━━ Material provided

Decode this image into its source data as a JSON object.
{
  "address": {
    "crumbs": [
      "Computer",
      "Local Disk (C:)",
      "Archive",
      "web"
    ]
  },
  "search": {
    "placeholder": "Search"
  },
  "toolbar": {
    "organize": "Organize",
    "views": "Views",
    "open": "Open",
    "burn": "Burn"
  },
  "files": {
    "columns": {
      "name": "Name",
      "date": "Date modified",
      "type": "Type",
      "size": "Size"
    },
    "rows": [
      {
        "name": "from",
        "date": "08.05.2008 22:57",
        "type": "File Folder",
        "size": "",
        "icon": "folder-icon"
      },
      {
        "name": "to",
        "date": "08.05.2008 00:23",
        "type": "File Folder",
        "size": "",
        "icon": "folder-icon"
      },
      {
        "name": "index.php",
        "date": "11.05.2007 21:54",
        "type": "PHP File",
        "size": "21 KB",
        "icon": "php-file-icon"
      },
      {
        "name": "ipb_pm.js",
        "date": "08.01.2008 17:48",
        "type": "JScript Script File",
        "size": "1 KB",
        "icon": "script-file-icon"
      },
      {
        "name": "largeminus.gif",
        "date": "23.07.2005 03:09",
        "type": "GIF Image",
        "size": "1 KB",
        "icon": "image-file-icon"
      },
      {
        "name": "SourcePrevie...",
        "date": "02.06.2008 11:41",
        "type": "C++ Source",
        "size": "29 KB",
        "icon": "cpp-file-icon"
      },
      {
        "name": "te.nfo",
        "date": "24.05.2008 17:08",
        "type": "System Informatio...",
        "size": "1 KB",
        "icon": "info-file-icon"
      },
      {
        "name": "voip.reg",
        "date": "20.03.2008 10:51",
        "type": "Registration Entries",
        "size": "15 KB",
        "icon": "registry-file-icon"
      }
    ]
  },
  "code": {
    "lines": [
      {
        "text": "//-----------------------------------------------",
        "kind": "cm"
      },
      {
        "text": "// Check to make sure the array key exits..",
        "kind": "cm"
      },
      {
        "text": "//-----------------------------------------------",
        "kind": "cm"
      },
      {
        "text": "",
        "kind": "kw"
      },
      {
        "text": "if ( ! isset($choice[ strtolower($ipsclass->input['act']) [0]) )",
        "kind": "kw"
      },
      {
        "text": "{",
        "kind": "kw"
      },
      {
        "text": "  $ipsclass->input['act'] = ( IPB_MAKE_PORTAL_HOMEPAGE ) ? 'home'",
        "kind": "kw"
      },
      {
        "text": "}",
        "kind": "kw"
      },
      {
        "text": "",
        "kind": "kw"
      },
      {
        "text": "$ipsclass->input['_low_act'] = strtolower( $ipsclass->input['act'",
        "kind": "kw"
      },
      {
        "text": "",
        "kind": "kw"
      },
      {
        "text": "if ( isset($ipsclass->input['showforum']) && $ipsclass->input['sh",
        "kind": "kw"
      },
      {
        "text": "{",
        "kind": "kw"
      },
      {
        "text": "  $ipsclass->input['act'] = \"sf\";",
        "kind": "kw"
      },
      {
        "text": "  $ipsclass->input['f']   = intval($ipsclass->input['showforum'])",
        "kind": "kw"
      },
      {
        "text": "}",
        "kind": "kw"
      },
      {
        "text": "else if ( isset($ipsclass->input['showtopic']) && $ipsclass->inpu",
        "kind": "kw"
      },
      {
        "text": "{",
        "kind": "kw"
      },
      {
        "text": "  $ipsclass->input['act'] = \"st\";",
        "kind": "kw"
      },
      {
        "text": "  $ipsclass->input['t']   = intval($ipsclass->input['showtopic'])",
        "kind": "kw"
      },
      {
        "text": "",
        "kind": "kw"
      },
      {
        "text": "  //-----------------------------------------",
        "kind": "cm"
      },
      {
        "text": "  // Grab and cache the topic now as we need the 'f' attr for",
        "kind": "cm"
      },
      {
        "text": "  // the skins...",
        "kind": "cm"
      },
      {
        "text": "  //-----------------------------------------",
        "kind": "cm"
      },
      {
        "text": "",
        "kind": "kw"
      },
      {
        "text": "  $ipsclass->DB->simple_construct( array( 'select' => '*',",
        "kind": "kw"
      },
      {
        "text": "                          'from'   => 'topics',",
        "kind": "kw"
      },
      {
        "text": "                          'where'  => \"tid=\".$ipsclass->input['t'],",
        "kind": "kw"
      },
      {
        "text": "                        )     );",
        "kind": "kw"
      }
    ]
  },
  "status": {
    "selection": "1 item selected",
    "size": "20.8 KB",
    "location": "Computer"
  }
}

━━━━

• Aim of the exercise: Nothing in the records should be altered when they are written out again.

• Solved problem:
Decode this image into its source data as a JSON object.
{
  "address": {
    "crumbs": [
      "Computer",
      "Local Disk (C:)",
      "Archive",
      "web"
    ]
  },
  "search": {
    "placeholder": "Search"
  },
  "toolbar": {
    "organize": "Organize",
    "views": "Views",
    "open": "Open",
    "burn": "Burn"
  },
  "files": {
    "columns": {
      "name": "Name",
      "date": "Date modified",
      "type": "Type",
      "size": "Size"
    },
    "rows": [
      {
        "name": "from",
        "date": "08.05.2008 22:57",
        "type": "File Folder",
        "size": "",
        "icon": "folder-icon"
      },
      {
        "name": "to",
        "date": "08.05.2008 00:23",
        "type": "File Folder",
        "size": "",
        "icon": "folder-icon"
      },
      {
        "name": "index.php",
        "date": "11.05.2007 21:54",
        "type": "PHP File",
        "size": "21 KB",
        "icon": "php-file-icon"
      },
      {
        "name": "ipb_pm.js",
        "date": "08.01.2008 17:48",
        "type": "JScript Script File",
        "size": "1 KB",
        "icon": "script-file-icon"
      },
      {
        "name": "largeminus.gif",
        "date": "23.07.2005 03:09",
        "type": "GIF Image",
        "size": "1 KB",
        "icon": "image-file-icon"
      },
      {
        "name": "SourcePrevie...",
        "date": "02.06.2008 11:41",
        "type": "C++ Source",
        "size": "29 KB",
        "icon": "cpp-file-icon"
      },
      {
        "name": "te.nfo",
        "date": "24.05.2008 17:08",
        "type": "System Informatio...",
        "size": "1 KB",
        "icon": "info-file-icon"
      },
      {
        "name": "voip.reg",
        "date": "20.03.2008 10:51",
        "type": "Registration Entries",
        "size": "15 KB",
        "icon": "registry-file-icon"
      }
    ]
  },
  "code": {
    "lines": [
      {
        "text": "//-----------------------------------------------",
        "kind": "cm"
      },
      {
        "text": "// Check to make sure the array key exits..",
        "kind": "cm"
      },
      {
        "text": "//-----------------------------------------------",
        "kind": "cm"
      },
      {
        "text": "",
        "kind": "kw"
      },
      {
        "text": "if ( ! isset($choice[ strtolower($ipsclass->input['act']) [0]) )",
        "kind": "kw"
      },
      {
        "text": "{",
        "kind": "kw"
      },
      {
        "text": "  $ipsclass->input['act'] = ( IPB_MAKE_PORTAL_HOMEPAGE ) ? 'home'",
        "kind": "kw"
      },
      {
        "text": "}",
        "kind": "kw"
      },
      {
        "text": "",
        "kind": "kw"
      },
      {
        "text": "$ipsclass->input['_low_act'] = strtolower( $ipsclass->input['act'",
        "kind": "kw"
      },
      {
        "text": "",
        "kind": "kw"
      },
      {
        "text": "if ( isset($ipsclass->input['showforum']) && $ipsclass->input['sh",
        "kind": "kw"
      },
      {
        "text": "{",
        "kind": "kw"
      },
      {
        "text": "  $ipsclass->input['act'] = \"sf\";",
        "kind": "kw"
      },
      {
        "text": "  $ipsclass->input['f']   = intval($ipsclass->input['showforum'])",
        "kind": "kw"
      },
      {
        "text": "}",
        "kind": "kw"
      },
      {
        "text": "else if ( isset($ipsclass->input['showtopic']) && $ipsclass->inpu",
        "kind": "kw"
      },
      {
        "text": "{",
        "kind": "kw"
      },
      {
        "text": "  $ipsclass->input['act'] = \"st\";",
        "kind": "kw"
      },
      {
        "text": "  $ipsclass->input['t']   = intval($ipsclass->input['showtopic'])",
        "kind": "kw"
      },
      {
        "text": "",
        "kind": "kw"
      },
      {
        "text": "  //-----------------------------------------",
        "kind": "cm"
      },
      {
        "text": "  // Grab and cache the topic now as we need the 'f' attr for",
        "kind": "cm"
      },
      {
        "text": "  // the skins...",
        "kind": "cm"
      },
      {
        "text": "  //-----------------------------------------",
        "kind": "cm"
      },
      {
        "text": "",
        "kind": "kw"
      },
      {
        "text": "  $ipsclass->DB->simple_construct( array( 'select' => '*',",
        "kind": "kw"
      },
      {
        "text": "                          'from'   => 'topics',",
        "kind": "kw"
      },
      {
        "text": "                          'where'  => \"tid=\".$ipsclass->input['t'],",
        "kind": "kw"
      },
      {
        "text": "                        )     );",
        "kind": "kw"
      }
    ]
  },
  "status": {
    "selection": "1 item selected",
    "size": "20.8 KB",
    "location": "Computer"
  }
}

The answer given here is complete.